The Glenrowan siege was Australia's first widely reported and photographed criminal drama. Telegraphy and outdoor photography were new, and news from Glenrowan via Benalla and Wangaratta telegraph operators, appeared in special newspaper editions almost as it happened.
Dad took Charly and Ro Ro to re-live the excitement of the siege at the Computerised Animated Theatre while Wanna and I called on the helpful man at the Australia Post agent in the newsagency to track down my friend, Ruth's, phone number the old fashioned way - via the Wangaratta White Pages! We eventually hooked up for lunch with her lovely family at the Milawa Cheese Factory but not before we had our photos taken in front of the Ned Kelly Statue and played in the playground opposite the quaint railway station.
Ned was an Irish-Australian bushranger, and, to some, a folk hero for his defiance of the colonial authorities. Following an incident at his home in 1878, police parties searched for him in the bush. After he killed three policemen, the colony proclaimed Kelly and his gang wanted outlaws. A final violent confrontation with police took place at Glenrowan in 1880. Kelly, dressed in home-made plate metal armour and helmet, was captured and sent to jail. He was hanged for murder at Old Melbourne Gaol. All a bit bleak for me, so I was very glad to skedaddle outta there and head straight on to the Port of Melbourne to catch the Spirit of Tasmania I.
Alas, I have no photos as the weather was windy, the waves were high and the sky bleak and this land lubber had to take sanctuary in the theatrette to watch 'Mao's Last Dancer' and stagger, literally, to the cabin. No chance I was going to see " Melbourne's city skyline ablaze as the setting sun shone its final rays of the day across Port Melbourne" like the brochure says.
Spirit of Tasmania I and II were built in 1998 by Kvaerner Masa-Yards in Finland. They have a displacement weight of almost 30,000 tonnes and a length of 194.3 metres. Spirit of Tasmania I and II cross Bass Strait at a cruising speed of 27 knots which is the equivalent of 50 kilometres per hour.
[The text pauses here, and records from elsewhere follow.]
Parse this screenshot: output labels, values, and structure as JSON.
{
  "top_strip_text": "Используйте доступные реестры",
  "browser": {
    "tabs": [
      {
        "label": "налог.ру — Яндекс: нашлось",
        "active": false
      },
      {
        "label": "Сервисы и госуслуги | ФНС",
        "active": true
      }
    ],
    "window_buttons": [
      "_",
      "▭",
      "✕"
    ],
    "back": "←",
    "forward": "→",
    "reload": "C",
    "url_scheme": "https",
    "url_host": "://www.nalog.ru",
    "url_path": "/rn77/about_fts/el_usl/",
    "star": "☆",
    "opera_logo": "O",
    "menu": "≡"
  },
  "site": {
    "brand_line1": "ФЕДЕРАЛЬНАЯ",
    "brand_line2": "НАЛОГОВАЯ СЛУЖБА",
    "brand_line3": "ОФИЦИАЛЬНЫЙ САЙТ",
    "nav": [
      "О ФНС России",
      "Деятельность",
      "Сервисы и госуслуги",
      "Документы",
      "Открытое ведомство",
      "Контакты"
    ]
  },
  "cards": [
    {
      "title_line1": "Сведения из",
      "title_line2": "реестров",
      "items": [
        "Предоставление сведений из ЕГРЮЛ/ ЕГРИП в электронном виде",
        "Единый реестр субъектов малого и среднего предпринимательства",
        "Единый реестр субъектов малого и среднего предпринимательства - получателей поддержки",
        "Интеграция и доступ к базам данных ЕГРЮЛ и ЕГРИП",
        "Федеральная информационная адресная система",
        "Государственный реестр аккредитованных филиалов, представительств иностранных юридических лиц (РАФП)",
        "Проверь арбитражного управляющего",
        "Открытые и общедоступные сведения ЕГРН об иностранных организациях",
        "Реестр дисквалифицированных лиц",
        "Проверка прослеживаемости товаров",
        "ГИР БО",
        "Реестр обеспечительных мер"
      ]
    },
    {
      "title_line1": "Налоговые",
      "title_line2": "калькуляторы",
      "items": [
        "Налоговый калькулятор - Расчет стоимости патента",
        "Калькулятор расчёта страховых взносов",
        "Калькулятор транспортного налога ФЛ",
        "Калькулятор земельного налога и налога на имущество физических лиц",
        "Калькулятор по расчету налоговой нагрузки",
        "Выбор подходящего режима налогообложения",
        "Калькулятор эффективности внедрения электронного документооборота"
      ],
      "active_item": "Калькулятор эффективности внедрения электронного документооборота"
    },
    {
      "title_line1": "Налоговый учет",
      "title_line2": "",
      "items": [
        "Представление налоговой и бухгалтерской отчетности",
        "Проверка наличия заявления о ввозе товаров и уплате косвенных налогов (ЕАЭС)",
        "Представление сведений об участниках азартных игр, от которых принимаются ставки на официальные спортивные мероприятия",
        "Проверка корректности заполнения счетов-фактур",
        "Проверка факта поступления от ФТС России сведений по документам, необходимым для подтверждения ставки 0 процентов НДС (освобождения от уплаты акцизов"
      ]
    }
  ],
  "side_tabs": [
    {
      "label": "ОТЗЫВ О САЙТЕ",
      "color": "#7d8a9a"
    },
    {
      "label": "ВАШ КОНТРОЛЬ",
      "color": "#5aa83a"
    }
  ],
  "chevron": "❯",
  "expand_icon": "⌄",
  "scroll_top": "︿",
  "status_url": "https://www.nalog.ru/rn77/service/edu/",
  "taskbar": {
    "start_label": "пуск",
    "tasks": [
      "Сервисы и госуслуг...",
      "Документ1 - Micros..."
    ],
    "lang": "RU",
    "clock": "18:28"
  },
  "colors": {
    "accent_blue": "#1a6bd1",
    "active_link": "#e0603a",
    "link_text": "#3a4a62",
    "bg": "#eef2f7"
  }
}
The 429 kilometre voyage across Bass Strait is roughly twice the distance by road between Devonport and Strahan, on Tasmania’s west coast.
Stretched end-to-end, the vehicle lanes on each ship would be almost two kilometres long! Our trusty Honda took up some of that space. Tassie here we come!